Hope you can help,
PS Currently trying out Arrowroot
|Nicey replies: Paul,
This is a terrible responsibility to bear as young minds are very impressionable, and they will hold you to account over the decisions you make now in later life. Certainly if you have reached the stage of experimenting with Thin Arrowroots then things have gotten quite out of hand. I suggest you try a time honoured traditional system that utilises two tins. The best tin contains the biscuits that you don't give out lightly, and that are to be savoured. Produce the best tin on special occasions or when some great feat has been accomplished, such as a very long walk or joint effort washing the car. The biscuits in this tin will acquire a certain stature and respect.
Secondly you have your everyday tin in which you place shortcake, digestives, oaty biscuits and plain dunkers. I would have thought a fruit biscuit would be as glamourous as you wish to get here, and its important to draw a strict line in the sand. This is fairly much the course of action that you have adopted. Now it becomes a issue of biscuit management which is often aided by a very high shelf in the larder or cupboard, and supervised access to the tin.

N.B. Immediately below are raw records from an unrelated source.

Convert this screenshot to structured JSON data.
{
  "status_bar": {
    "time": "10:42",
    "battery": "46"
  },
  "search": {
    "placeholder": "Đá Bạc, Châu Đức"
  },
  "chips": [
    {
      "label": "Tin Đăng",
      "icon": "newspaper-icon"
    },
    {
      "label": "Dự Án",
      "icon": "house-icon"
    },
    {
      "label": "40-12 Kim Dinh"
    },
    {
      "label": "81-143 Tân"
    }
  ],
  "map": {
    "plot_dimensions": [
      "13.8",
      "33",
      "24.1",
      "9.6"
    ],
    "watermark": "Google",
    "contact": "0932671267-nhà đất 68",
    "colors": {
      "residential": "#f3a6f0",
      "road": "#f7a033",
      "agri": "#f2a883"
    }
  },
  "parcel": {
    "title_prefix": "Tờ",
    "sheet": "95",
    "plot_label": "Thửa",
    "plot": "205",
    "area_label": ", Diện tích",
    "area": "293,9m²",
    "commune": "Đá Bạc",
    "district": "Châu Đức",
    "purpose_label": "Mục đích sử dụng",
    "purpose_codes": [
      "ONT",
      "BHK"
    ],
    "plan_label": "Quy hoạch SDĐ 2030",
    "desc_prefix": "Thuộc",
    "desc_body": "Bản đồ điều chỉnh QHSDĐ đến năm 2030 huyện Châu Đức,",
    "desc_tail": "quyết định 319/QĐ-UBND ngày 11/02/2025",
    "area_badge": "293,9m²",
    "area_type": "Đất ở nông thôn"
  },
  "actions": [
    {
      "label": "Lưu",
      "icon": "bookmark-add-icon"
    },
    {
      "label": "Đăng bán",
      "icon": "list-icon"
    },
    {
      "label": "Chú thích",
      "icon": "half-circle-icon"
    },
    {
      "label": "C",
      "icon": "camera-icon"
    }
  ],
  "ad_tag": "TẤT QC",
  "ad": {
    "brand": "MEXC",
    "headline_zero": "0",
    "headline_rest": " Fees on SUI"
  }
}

The best tin should be smaller than the everyday tin. The two tin approach should instill a sense of values in your children who will then be able to help you choose biscuits to go in each tin, and through this learn true biscuit appreciation.
Its just an idea.